We have all been faced with moments of decision on when we should choose discretion over rash bravery, and hopefully, we have all decided in those most critical decision points of life that indeed discretion was the better part of valor. Making a bad decision could end up in serious injury. Making a bad decision in golf will just usually end up with several lost balls and a very bad score. But decisions when it comes to family, health, finances, careers and other key areas of life require us to use judgment and discernment before rushing into something that could cause us much greater harm than good.
Is it always the case? No, sometimes those quick or rash decisions work out. I have had a few of those over the years where my instincts took over and I went with my gut, meeting with tremendous success. However, I can share with you that I have also made many bad decisions to take an immediate action, being brave or courageous at the absolute wrong time, and well, those turned out as you would expect, some injury, heartache, and metaphorically a lot of lost golf balls and high scores in life.
I love this quote from Matt Damon’s character in “We Bought a Zoo,” “You know, sometimes all you need is 20 seconds of insane courage. Just literally 20 seconds of just embarrassing bravery. And I promise you, something great will come of it.”
Using Shakespeare’s quotes to temper enthusiasm in the heat of the moment, with the thought that God hates a coward, and all I need is 20 seconds of insane courage, has helped me keep my balance. Do you know when and how to choose wisely? I would love to hear your story at email@example.com and when we find that balance between discretion and courage, it really will be a better-than-good life.

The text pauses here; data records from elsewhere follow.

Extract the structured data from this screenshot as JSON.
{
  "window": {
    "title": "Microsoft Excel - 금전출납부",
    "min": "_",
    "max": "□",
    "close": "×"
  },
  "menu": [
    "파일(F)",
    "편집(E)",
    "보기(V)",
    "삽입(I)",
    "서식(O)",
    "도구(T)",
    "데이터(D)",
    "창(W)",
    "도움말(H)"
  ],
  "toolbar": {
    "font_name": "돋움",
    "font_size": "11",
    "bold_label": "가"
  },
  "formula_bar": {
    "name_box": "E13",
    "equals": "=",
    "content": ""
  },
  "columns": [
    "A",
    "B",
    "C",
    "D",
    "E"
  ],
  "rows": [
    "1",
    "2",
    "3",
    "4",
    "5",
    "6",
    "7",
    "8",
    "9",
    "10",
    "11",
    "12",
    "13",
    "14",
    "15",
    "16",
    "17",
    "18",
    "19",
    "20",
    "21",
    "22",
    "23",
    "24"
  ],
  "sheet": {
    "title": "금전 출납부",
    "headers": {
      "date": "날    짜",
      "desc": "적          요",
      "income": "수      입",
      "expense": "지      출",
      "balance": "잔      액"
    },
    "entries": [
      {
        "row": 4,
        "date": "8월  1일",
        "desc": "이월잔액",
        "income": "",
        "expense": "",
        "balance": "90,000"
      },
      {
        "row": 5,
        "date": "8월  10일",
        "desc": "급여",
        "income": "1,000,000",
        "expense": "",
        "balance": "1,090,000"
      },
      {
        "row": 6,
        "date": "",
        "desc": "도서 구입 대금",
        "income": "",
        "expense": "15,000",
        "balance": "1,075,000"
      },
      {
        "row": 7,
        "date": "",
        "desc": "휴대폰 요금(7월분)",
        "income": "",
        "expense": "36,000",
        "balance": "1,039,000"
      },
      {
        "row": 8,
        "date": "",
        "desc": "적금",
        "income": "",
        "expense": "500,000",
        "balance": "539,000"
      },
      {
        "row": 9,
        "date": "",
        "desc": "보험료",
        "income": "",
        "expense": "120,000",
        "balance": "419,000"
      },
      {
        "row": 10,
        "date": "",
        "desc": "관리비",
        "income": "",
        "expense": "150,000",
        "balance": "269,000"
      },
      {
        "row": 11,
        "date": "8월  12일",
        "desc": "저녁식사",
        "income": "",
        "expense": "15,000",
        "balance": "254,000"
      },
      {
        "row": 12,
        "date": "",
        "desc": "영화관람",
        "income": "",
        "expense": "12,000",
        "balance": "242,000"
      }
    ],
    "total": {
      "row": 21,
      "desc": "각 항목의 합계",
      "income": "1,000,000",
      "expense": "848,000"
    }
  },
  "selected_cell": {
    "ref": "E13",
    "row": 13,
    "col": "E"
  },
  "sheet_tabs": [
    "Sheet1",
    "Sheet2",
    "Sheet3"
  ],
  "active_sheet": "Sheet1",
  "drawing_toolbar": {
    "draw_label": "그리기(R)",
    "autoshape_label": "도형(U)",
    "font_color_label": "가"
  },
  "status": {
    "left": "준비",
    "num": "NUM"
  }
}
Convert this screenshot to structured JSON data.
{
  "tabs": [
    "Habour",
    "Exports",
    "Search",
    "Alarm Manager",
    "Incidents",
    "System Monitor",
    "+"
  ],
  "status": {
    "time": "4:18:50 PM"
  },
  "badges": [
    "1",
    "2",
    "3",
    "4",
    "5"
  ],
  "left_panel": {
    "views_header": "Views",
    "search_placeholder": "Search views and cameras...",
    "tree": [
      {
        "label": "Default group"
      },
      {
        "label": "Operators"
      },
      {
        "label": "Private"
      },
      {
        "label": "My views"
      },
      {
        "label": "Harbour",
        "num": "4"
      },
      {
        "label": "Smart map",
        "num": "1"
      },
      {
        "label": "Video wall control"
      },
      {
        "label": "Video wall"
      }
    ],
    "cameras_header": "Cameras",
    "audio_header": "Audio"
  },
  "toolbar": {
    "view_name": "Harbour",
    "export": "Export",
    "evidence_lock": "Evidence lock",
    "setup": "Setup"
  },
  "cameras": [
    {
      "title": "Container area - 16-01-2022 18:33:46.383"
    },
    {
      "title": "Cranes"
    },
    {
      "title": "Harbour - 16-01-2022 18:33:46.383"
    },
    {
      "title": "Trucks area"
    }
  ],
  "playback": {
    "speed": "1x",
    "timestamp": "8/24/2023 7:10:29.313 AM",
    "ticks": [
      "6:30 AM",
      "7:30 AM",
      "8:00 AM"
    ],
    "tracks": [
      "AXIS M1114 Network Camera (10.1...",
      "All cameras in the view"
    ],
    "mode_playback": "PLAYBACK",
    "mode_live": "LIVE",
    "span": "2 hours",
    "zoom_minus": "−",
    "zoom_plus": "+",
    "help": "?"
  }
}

Michael Norton is an author, a personal and professional coach, consultant, trainer, encourager, and motivator of individuals and businesses, working with organizations and associations across multiple industries.